Winter Harp is lucky to have its own professional harp tuner. Dr. Bess Lu has a wicked ear when it comes to tuning. Here she is working on Lori Pappajohn's harp with Lori checking up on her.

-The Amazing Disappearing Harp Dolly.
After we played our last concert in Maple Ridge, we were packing up and Janelle discovered, much to her horror, that her harp dolly was missing. It had been left back stage right next to Scott's almost identical harp dolly. A quick inspection of the stage did not uncover anything. So a search was made in all the offices, cars, and even the front of the house. Still nothing. The entire stage was now packed up and there was absolutely nothing on the floor, yet still no harp dolly. My first thought was that it had been stolen, but that didn't make a great deal of sense either; there were far more valuable things back stage to steal. Everyone was rather annoyed at this disappearance because it would be a huge inconvenience to Janelle plus a lot of money to replace. The theatre staff were equally annoyed at something this strange. As I searched the snow drifts outside for tracks (and finding none) it occurred to me that I was only thinking in two dimensions. Perhaps the missing dolly had not in fact rolled away. Sure enough, I looked up and there it was hanging from the ceiling. The long horizontal bar that raises and lowers the sets had caught the strap on the cart when the curtain was down. At the end of the show, when the bar was raised up to the ceiling, the dolly cart went sailing up in the air with it. There it was, dangling precariously 30 feet above us (click pictures for greater detail).

The only thing more endearing than a happy ending story of a boy reuniting with his lost doggy is a story of a girl reuniting with her lost harp dolly.
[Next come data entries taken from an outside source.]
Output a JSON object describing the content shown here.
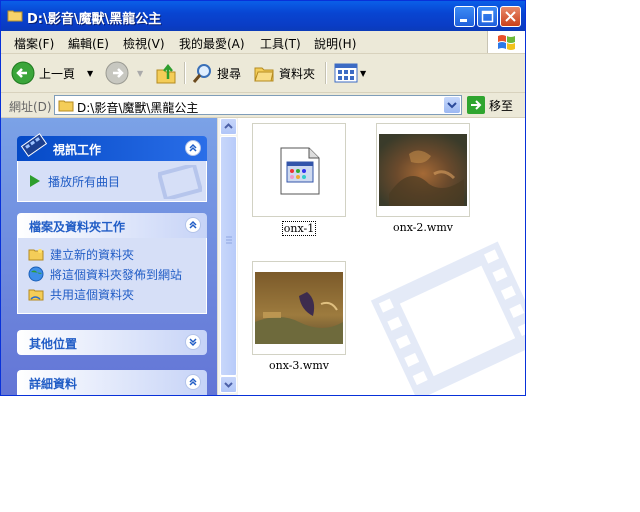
{
  "window": {
    "title": "D:\\影音\\魔獸\\黑龍公主"
  },
  "menu": [
    "檔案(F)",
    "編輯(E)",
    "檢視(V)",
    "我的最愛(A)",
    "工具(T)",
    "說明(H)"
  ],
  "toolbar": {
    "back": "上一頁",
    "search": "搜尋",
    "folders": "資料夾"
  },
  "address": {
    "label": "網址(D)",
    "value": "D:\\影音\\魔獸\\黑龍公主",
    "go": "移至"
  },
  "tasks": {
    "video": {
      "header": "視訊工作",
      "items": [
        "播放所有曲目"
      ]
    },
    "file": {
      "header": "檔案及資料夾工作",
      "items": [
        "建立新的資料夾",
        "將這個資料夾發佈到網站",
        "共用這個資料夾"
      ]
    },
    "other": {
      "header": "其他位置"
    },
    "details": {
      "header": "詳細資料"
    }
  },
  "files": [
    {
      "name": "onx-1",
      "kind": "generic-video-file-icon",
      "selected": true
    },
    {
      "name": "onx-2.wmv",
      "kind": "video-thumbnail"
    },
    {
      "name": "onx-3.wmv",
      "kind": "video-thumbnail"
    }
  ]
}
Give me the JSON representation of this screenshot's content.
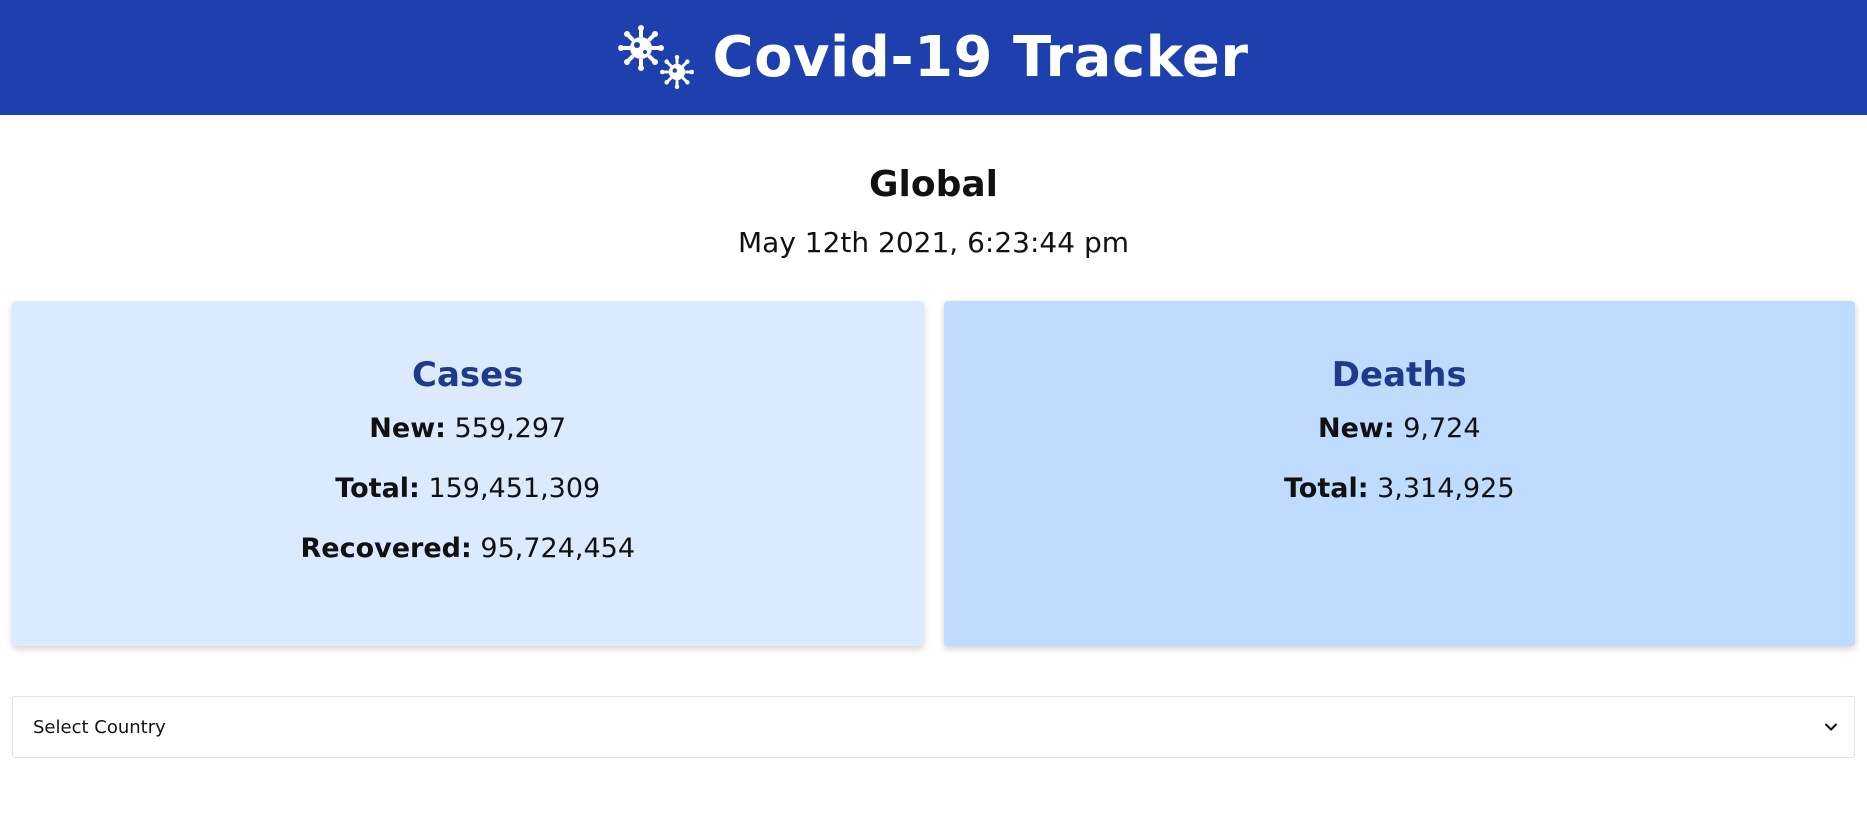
{
  "header": {
    "title": "Covid-19 Tracker",
    "icon": "virus-icon",
    "background": "#1e40af"
  },
  "region": {
    "title": "Global",
    "timestamp": "May 12th 2021, 6:23:44 pm"
  },
  "cases": {
    "title": "Cases",
    "new_label": "New:",
    "new_value": "559,297",
    "total_label": "Total:",
    "total_value": "159,451,309",
    "recovered_label": "Recovered:",
    "recovered_value": "95,724,454",
    "background": "#dbeafe"
  },
  "deaths": {
    "title": "Deaths",
    "new_label": "New:",
    "new_value": "9,724",
    "total_label": "Total:",
    "total_value": "3,314,925",
    "background": "#bfdbfe"
  },
  "country_select": {
    "selected": "Select Country",
    "icon": "chevron-down-icon"
  }
}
The End

1 comment:

Anonymous said...

some excellent photos and stories! Wow!